Tuesday, October 08, 2013
(The pics give some idea of the varied topography.)
Sunday, July 21, 2013
Sunday, June 30, 2013
Quiero un caballo.
What kind of horse, Daddy?
Why do you want a yellow horse?
Para ir a mi casa.
Sunday, June 16, 2013
My father-in-law was one of my heroes - a strong brave man. (He wasn't a substitute father, I've got a dad and I'm good with him. This isn't about my dad, it's about my father-in-law.) He was born in a backwoods town in Guatemala in the 1920s. He didn't know his father and his mother died young. He and a half-sister were farmed out to relatives who made them work. And that's what he did, he worked. He told me a story about playing matador with the "little bulls" on a farm where he was a hand (he smiled, but it sounded terrifying). I also heard a story about his working at a brewery - that sounded less terrifying.
He and his sister, Nana, ended up at the German Consulate and an American family looking for domestics visited Guatemala and hired them. They did that for a while, then my father-in-law started working in construction - he got along well with some difficult bosses because he could do the job right. Nana worked as a seamstress at a factory, there she met a nice lady and suggested that she meet her brother.
Papa went to work at a GM factory, a hard job, but even harder since he worked the evening shift and had spent all day doing yard-work for extra money. They invested that money well - Catholic school for their four children. It paid off, they got a two medical doctors, a PhD in statistics, and a dental hygienist out of it. It isn't just that the children are all accomplished, but that they help people, they relieve pain and cure illness.
I know there is a lot more to this story and it is to my great regret that I didn't learn Spanish so I couldn't really talk to them. Although they were always very sweet to me.
He could build or fix anything. He had a number of inventions around the house, and I can only imagine what he could have accomplished with a fraction of the blessings he provided his children (or that yours truly takes for granted.)
He wasn't just a Horatio Alger, doing right all the time. He had a big infectious smile and loved to joke. His formal education was limited, but he loved to make clever puns (that I couldn't appreciate because they were always in Spanish.)
He traveled with a tin of pequin chilis because he needed the fire (his daughter inherited his high tolerance for radioactive food.) He always offered one to me, grinning. Wisely, I declined.
Growing up, MamaGoof thought her father was Fred Flintstone. He worked in construction, had a big square face, and loved his ribs - it made perfect sense.
And he loved being a Grandfather.
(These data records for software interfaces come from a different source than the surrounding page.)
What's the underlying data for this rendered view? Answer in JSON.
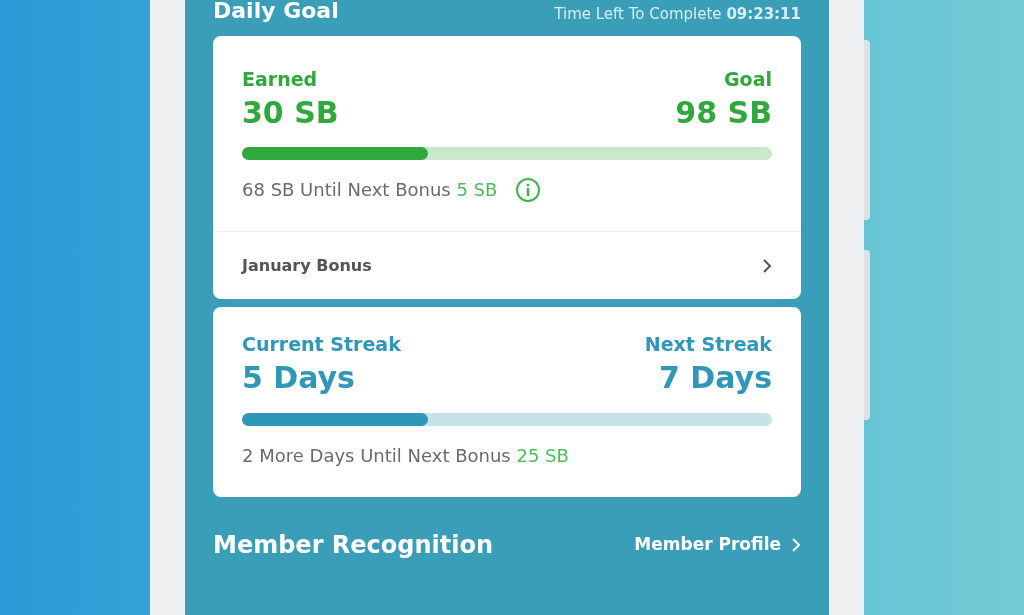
{
  "header": {
    "title": "Daily Goal",
    "timer": "Time Left To Complete **09:23:11**"
  },
  "goal_card": {
    "earned_label": "Earned",
    "earned_value": "30 SB",
    "goal_label": "Goal",
    "goal_value": "98 SB",
    "level": 0.35,
    "note": "68 SB Until Next Bonus",
    "note_bonus": "5 SB",
    "link": "January Bonus"
  },
  "streak_card": {
    "current_label": "Current Streak",
    "current_value": "5 Days",
    "next_label": "Next Streak",
    "next_value": "7 Days",
    "level": 0.35,
    "note": "2 More Days Until Next Bonus",
    "note_bonus": "25 SB"
  },
  "section": {
    "title": "Member Recognition",
    "link": "Member Profile"
  }
}
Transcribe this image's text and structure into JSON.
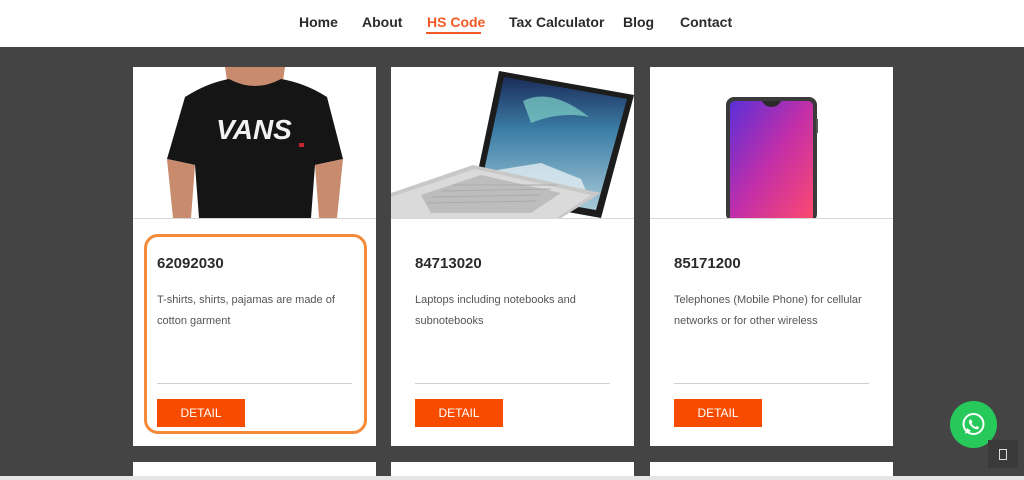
{
  "nav": {
    "items": [
      {
        "label": "Home"
      },
      {
        "label": "About"
      },
      {
        "label": "HS Code"
      },
      {
        "label": "Tax Calculator"
      },
      {
        "label": "Blog"
      },
      {
        "label": "Contact"
      }
    ],
    "active": "HS Code",
    "accent_color": "#f15a24"
  },
  "cards": [
    {
      "code": "62092030",
      "description": "T-shirts, shirts, pajamas are made of cotton garment",
      "button_label": "DETAIL",
      "image_text": "VANS",
      "image_icon": "tshirt-image"
    },
    {
      "code": "84713020",
      "description": "Laptops including notebooks and subnotebooks",
      "button_label": "DETAIL",
      "image_icon": "laptop-image"
    },
    {
      "code": "85171200",
      "description": "Telephones (Mobile Phone) for cellular networks or for other wireless",
      "button_label": "DETAIL",
      "image_icon": "mobile-phone-image"
    }
  ],
  "colors": {
    "button": "#f74b00",
    "highlight": "#f58a3a",
    "whatsapp": "#27c95b",
    "background": "#444444"
  },
  "floating": {
    "whatsapp_icon": "whatsapp-icon",
    "back_to_top_icon": "back-to-top-icon"
  }
}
He and the little Goofs would putter around the yard, poking at plants and exploring his endless collection of tools. We would go to the park and he would happily dig in the sand with his grandchildren. On the ride to the park, he and GoofBoy would play-fight in the backseat and laugh.